  • Giving greater priority to families with disabled children who needing social housing.
  • Reduce waiting times for specialist home adaptions and increase the grants available.
  • How housing and social care departments can work better together.
  • Higher accessibility standards when building new homes including how housing design work for autistic people.
  • Availability of suitable housing for Disabled young people and young adults.
The letter "F"

Fix Universal Credit for disabled children and young people.

100,000 families with disabled children will be worse off by more than £2,290 per year. This is a result of the 50% cut to the lower child disability addition under Universal Credit. This can be fixed by increasing the lower child disability payments to better reflect their extra costs.

The government must stop the Universal Credit takeaway for children in hospital and for looked-after children in residential care.

And it should fix the rules that restrict many disabled young people “receiving education” from being able to claim Universal Credit.

Utilise the skills, knowledge and expertise of parent carers.

Parent carers need to be recognised as the experts that they are. The government should:

  • Fund better childcare so they can seek employment, and continue in their careers.
  • Give them a meaningful voice in decision making at all levels.
  • Recognise and reward care by increasing the level of Carer’s Allowance, so that it better reflects the level of financial penalty that carers face.
The letter "L"

Launch a parent-led review of short breaks provision and reform disabled children’s social care law.

Families are telling us that the current short breaks (respite) system isn’t working. It’s too rigid to meet needs and too variable from one local area to the next.

Many families are finding it difficult to source suitable support workers/PAs. They are having funding being clawed back as a result.

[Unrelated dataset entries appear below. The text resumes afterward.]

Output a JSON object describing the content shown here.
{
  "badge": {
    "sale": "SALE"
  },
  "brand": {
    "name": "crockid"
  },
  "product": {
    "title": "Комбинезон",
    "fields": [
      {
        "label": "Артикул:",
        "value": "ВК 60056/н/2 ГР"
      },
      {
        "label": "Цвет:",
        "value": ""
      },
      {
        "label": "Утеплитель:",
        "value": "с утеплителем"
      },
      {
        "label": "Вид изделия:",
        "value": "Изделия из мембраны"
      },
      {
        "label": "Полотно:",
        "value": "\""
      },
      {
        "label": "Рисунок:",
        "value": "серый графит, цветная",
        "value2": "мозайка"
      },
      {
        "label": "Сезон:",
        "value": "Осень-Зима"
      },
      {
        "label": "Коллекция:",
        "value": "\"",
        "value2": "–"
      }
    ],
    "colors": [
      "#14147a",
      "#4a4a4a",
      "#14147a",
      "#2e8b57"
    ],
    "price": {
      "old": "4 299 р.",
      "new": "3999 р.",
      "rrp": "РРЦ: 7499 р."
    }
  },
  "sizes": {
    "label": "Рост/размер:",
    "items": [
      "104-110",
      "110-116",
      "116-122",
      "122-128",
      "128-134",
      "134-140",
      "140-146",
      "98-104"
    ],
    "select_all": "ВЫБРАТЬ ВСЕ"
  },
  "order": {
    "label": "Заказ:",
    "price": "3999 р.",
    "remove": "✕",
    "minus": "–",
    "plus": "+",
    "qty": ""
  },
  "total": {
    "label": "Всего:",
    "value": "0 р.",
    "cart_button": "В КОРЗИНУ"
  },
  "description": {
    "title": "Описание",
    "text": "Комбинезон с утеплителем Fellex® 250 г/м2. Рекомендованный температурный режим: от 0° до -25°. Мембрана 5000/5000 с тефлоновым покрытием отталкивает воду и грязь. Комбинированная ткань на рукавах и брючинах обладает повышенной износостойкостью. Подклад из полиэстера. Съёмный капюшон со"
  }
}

There must be more flexibility in how the funding can be used and transparency in how it is granted.

The next government should increase its investment in the short breaks innovation fund and prioritise health and social care support for disabled children in their spending plans.

We also want to see a commitment to taking forward the Law Commission review, and ensure that implementation of the social care reform recognises and prioritises the circumstances of disabled children and their families.

What you can do

Please help us make these asks a reality for families by sharing our Roadmap with your new MP.